Family | 16 March 2018 (USA)
Two school kids strike up a friendship with an orphaned puppy named Benji. When danger befalls them and they end up kidnapped by robbers who are in over their heads, Benji and his scruffy sidekick come to the rescue.
I only found out that there was a 2018 version of this movie when I looked up the 1974 version of the story on Netflix. This new version is a Netflix production, and you can’t help avoid the tendency to compare it to the original version so it’s very hard to let it stand on its own. Compared to the 1974 movie, this “Benji” is a much darker movie from the beginning. Where the ’74 version opened with the wonderful theme song “I Feel Love” – sung by Charlie Rich – this one opens with a menacing animal control truck rounding up strays to take them to the pound. Where the ’74 version spent a lot of time letting us follow Benji, learning his daily routine and even getting a sense of fun as we learned about all the various relationships that Benji had developed with various people, this one seems rushed – giving us very little about Benji’s life, but pushing us very quickly into the kidnapping narrative.
Yes. That part’s the same . Benji gets befriended by a young brother and sister, whose parent (a single mother this time rather than a single father) refuses to let them keep him.
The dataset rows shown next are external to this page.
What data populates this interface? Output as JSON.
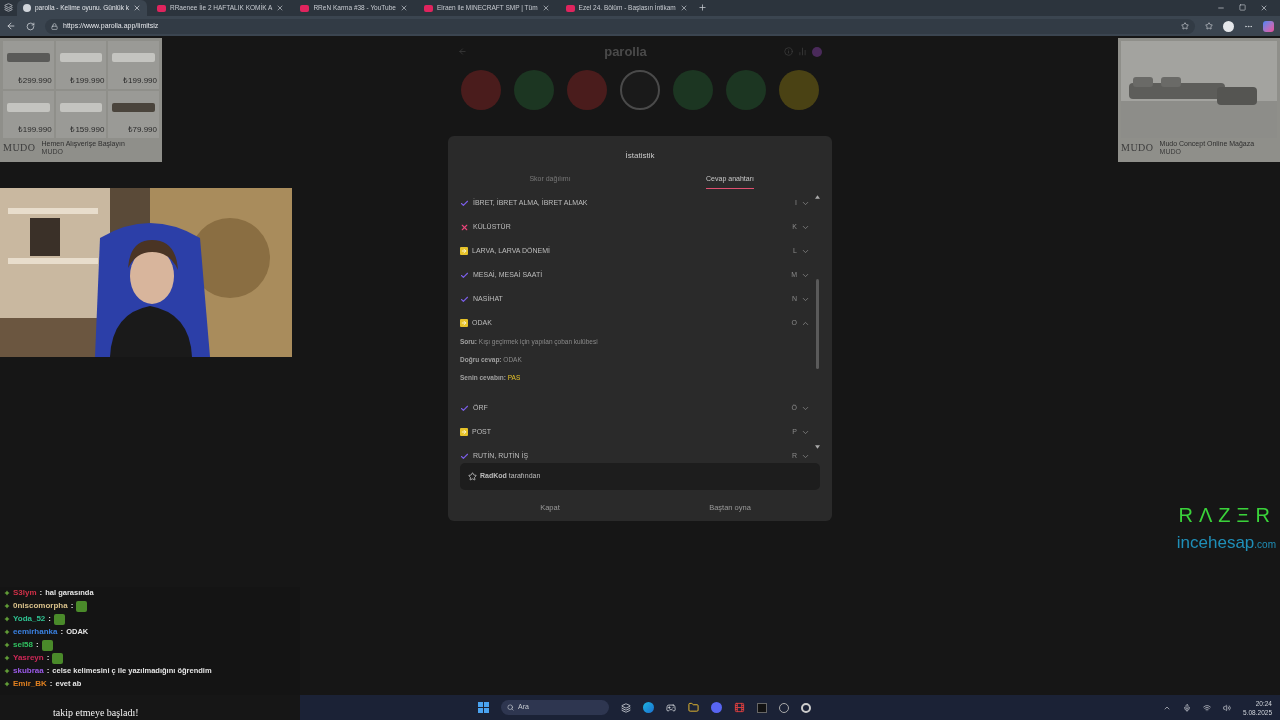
{
  "browser": {
    "tabs": [
      {
        "title": "parolla - Kelime oyunu. Günlük k",
        "selected": true,
        "kind": "site"
      },
      {
        "title": "RRaenee İle 2 HAFTALIK KOMİK A",
        "selected": false,
        "kind": "video"
      },
      {
        "title": "RReN Karma #38 - YouTube",
        "selected": false,
        "kind": "video"
      },
      {
        "title": "Elraen ile MINECRAFT SMP | Tüm",
        "selected": false,
        "kind": "video"
      },
      {
        "title": "Ezel 24. Bölüm - Başlasın İntikam",
        "selected": false,
        "kind": "video"
      }
    ],
    "url": "https://www.parolla.app/limitsiz"
  },
  "ad_left": {
    "prices": [
      "₺299.990",
      "₺199.990",
      "₺199.990",
      "₺199.990",
      "₺159.990",
      "₺79.990"
    ],
    "brand": "MUDO",
    "headline": "Hemen Alışverişe Başlayın",
    "source": "MUDO"
  },
  "ad_right": {
    "brand": "MUDO",
    "headline": "Mudo Concept Online Mağaza",
    "source": "MUDO"
  },
  "game": {
    "title": "parolla",
    "letters": [
      {
        "color": "#4a1c1c",
        "selected": false
      },
      {
        "color": "#1c3622",
        "selected": false
      },
      {
        "color": "#4a1c1c",
        "selected": false
      },
      {
        "color": "#1a1a1a",
        "selected": true
      },
      {
        "color": "#1c3622",
        "selected": false
      },
      {
        "color": "#1c3622",
        "selected": false
      },
      {
        "color": "#4a4214",
        "selected": false
      }
    ]
  },
  "dialog": {
    "title": "İstatistik",
    "tabs": [
      {
        "label": "Skor dağılımı",
        "selected": false
      },
      {
        "label": "Cevap anahtarı",
        "selected": true
      }
    ],
    "answers": [
      {
        "kind": "correct",
        "word": "İBRET, İBRET ALMA, İBRET ALMAK",
        "letter": "I",
        "expanded": false
      },
      {
        "kind": "wrong",
        "word": "KÜLÜSTÜR",
        "letter": "K",
        "expanded": false
      },
      {
        "kind": "pass",
        "word": "LARVA, LARVA DÖNEMİ",
        "letter": "L",
        "expanded": false
      },
      {
        "kind": "correct",
        "word": "MESAİ, MESAİ SAATİ",
        "letter": "M",
        "expanded": false
      },
      {
        "kind": "correct",
        "word": "NASİHAT",
        "letter": "N",
        "expanded": false
      },
      {
        "kind": "pass",
        "word": "ODAK",
        "letter": "O",
        "expanded": true,
        "details": [
          {
            "label": "Soru:",
            "value": "Kışı geçirmek için yapılan çoban kulübesi",
            "kind": "plain"
          },
          {
            "label": "Doğru cevap:",
            "value": "ODAK",
            "kind": "plain"
          },
          {
            "label": "Senin cevabın:",
            "value": "PAS",
            "kind": "pass"
          }
        ]
      },
      {
        "kind": "correct",
        "word": "ÖRF",
        "letter": "Ö",
        "expanded": false
      },
      {
        "kind": "pass",
        "word": "POST",
        "letter": "P",
        "expanded": false
      },
      {
        "kind": "correct",
        "word": "RUTİN, RUTİN İŞ",
        "letter": "R",
        "expanded": false
      }
    ],
    "credit": {
      "author": "RadKod",
      "suffix": "tarafından"
    },
    "buttons": [
      "Kapat",
      "Baştan oyna"
    ]
  },
  "chat": [
    {
      "user": "S3lym",
      "color": "#d03048",
      "separator": ":",
      "text": "hal garasında",
      "emote": false
    },
    {
      "user": "0niscomorpha",
      "color": "#d8c08a",
      "separator": ":",
      "emote": true
    },
    {
      "user": "Yoda_52",
      "color": "#2ec090",
      "separator": ":",
      "emote": true
    },
    {
      "user": "eemirhanka",
      "color": "#3a80e0",
      "separator": ":",
      "text": "ODAK",
      "emote": false
    },
    {
      "user": "sel58",
      "color": "#30c060",
      "separator": ":",
      "emote": true
    },
    {
      "user": "Yasreyn",
      "color": "#d02858",
      "separator": ":",
      "emote": true
    },
    {
      "user": "skubraa",
      "color": "#9a5ae8",
      "separator": ":",
      "text": "celse kelimesini ç ile yazılmadığını öğrendim",
      "emote": false
    },
    {
      "user": "Emir_BK",
      "color": "#e08020",
      "separator": ":",
      "text": "evet ab",
      "emote": false
    }
  ],
  "follow_alert": "takip etmeye başladı!",
  "sponsor": {
    "brand": "RΛZΞR",
    "partner": "incehesap",
    "domain": ".com"
  },
  "taskbar": {
    "search_placeholder": "Ara",
    "time": "20:24",
    "date": "5.08.2025"
  }
}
The kids get kidnapped and it’s up to Benji to convince mom to follow him so that he can make sure they get home safe.
I watched the ’74 version with my daughter (who’s 13) a few days ago. Today, the day of its release on Netflix, we watched this one. We both agreed that this movie lacks the fun of the original; the charm. Her assessment was that this Benji (the dog, not the movie) didn’t have as much “personality” as the old Benji. That’s not a bad way of summing it up. He’s certainly cute – and the ending is classic “tug at your heartstrings” stuff that only a cute dog can bring out in you. And I would say that the human performances are better in this one than in the ’74 movie. But I’m still not convinced that remaking it was a good idea on Netflix’s part. And, to be honest, one of the best things about the ’74 movie was “I Feel Love.” Here, we get a truncated version of that song at the very end before they cut it off and return to some song whose words and title I can’t even remember that was written for this, I guess. That was one of the biggest disappointments of all.
Director: Brandon Camp
Writers: Brandon Camp, Joe Camp (based on the work of)
Stars: Gabriel Bateman, Darby Camp, Jerod Haynes
Release Date: 16 March 2018 (USA)
Filming Locations: New Orleans, Louisiana, USA